These four consumer packaged goods multinationals will leverage both their size and resources to fast-track a shift toward sustainable solutions by mobilising some of the world’s sharpest thinkers to solve some of the world’s most pressing sustainability challenges.
The aim of this collaboration is to “supercharge adoption of sustainable solutions by funding the accelerating fantastic innovations that will change the world by making all of our businesses more sustainable”, says Tony Milkin, chief procurement, sustainability and circular ventures officer at AB InBev.
“Sustainable business is smart business, and we are working to solve huge problems that no one company can handle alone. With our combined global reach, we can accelerate progress towards a more sustainable future.”
What is the 100+ Accelerator program?

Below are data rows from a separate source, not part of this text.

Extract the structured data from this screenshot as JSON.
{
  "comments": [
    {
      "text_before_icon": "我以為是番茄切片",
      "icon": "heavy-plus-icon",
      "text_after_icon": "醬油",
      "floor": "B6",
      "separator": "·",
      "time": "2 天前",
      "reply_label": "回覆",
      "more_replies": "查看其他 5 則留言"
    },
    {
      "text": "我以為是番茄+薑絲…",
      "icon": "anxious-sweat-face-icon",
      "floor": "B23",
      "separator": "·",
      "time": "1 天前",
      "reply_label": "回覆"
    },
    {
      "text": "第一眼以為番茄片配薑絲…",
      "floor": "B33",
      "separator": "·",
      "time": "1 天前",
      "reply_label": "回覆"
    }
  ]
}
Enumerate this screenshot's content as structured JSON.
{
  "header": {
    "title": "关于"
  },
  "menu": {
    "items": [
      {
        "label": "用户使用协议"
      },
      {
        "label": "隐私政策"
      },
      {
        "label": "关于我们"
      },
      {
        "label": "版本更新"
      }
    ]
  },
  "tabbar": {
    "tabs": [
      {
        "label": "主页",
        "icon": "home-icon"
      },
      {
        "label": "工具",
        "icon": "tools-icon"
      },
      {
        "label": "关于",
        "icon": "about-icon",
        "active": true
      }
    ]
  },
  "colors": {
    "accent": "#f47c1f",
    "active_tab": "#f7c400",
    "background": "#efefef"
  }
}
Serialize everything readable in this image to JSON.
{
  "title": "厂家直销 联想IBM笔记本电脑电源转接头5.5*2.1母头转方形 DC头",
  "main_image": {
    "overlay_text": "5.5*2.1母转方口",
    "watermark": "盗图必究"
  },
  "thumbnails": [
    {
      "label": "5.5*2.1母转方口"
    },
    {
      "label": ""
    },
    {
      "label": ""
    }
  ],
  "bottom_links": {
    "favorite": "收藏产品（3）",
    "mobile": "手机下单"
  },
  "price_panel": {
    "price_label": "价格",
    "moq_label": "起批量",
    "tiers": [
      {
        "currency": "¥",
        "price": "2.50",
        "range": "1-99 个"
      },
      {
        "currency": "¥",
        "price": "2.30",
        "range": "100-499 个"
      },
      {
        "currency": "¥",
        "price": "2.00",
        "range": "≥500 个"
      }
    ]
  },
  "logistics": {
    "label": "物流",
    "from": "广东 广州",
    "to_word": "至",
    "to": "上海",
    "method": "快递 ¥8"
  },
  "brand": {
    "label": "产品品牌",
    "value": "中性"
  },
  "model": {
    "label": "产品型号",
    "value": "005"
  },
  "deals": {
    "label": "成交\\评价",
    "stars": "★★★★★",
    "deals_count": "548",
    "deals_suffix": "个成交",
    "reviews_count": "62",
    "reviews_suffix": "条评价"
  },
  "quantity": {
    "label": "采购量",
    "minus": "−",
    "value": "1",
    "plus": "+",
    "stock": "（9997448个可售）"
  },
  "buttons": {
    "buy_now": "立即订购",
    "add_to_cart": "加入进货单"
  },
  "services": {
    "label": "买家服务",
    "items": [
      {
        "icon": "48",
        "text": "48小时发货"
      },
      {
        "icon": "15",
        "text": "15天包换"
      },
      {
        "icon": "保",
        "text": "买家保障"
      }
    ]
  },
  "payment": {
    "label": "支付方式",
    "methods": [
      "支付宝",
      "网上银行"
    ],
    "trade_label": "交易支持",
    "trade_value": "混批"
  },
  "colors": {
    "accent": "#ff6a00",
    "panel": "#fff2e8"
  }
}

Originally launched in 2018, 100+ Accelerator is a global incubator program that aims to solve key supply chain challenges across water stewardship, circular economy, sustainable agriculture and climate action.
It offers size and scale to passionate entrepreneurs to help bring their solutions to market faster, and the program’s first two cohorts have already piloted 36 innovations in 16 countries, with participating startups raising more than US$200m to help them scale globally.
Among the established innovators are those already creating huge impact on sustainability, with projects including the first solar thermal plant in Africa, recycled electric vehicle batteries that store renewable electricity in China, and upcycling saved grains from the brewing process to produce nutritious foods in the US.
- The implementation of green cleaning solutions to reduce water and energy use in brewing operations in Colombia
- Solutions delivering traceability and insurance for smallholder farmers in Africa and South America
- The collection of more than 1,000 tons of glass waste in Brazil
- Piloting returnable packaging in the United States
- Recycled electric vehicle batteries that store renewable electricity in China
- The ability to upcycle saved grains from the brewing process to produce nutritious foods in the United States
- The first solar thermal system to be installed at an AB InBev plant
How will the new program work?
So, how does it work? Applications are invited from entrepreneurs or small businesses (deadline for cohort 3 is May 31 2021) and the partners will choose 20-25 ideas which are then provided with funding.
Project aligned with goals of the CPG multinationals
The participation by all three consumer packaged goods giants is in line with each of their own sustainability goals, with each passionate about transforming global supply chains towards a greener future, and knowledgeable that “we can achieve our purpose faster and more effectively with equally committed partners”, says Patricia Verduin, CTO of Colgate.
Since launching its World Without Waste sustainable packaging platform, Coca-Cola has actively engaged the startup community for inspiration and innovation and is an inaugural investor in Circulate Capital, a fund launched in 2019 focused on ventures, infrastructure and innovations preventing the flow of plastic into oceans.
The program’s social inequality component is also aligned with Unilever’s values. “This year, we made commitments to ensure that everyone who directly provides us with goods and services receives a living wage by 2030,” says Marc Engel, chief supply chain officer of Unilever. But that’s not all. “We’re increasing our spend with suppliers from underrepresented groups and committed to train 10 million young people.”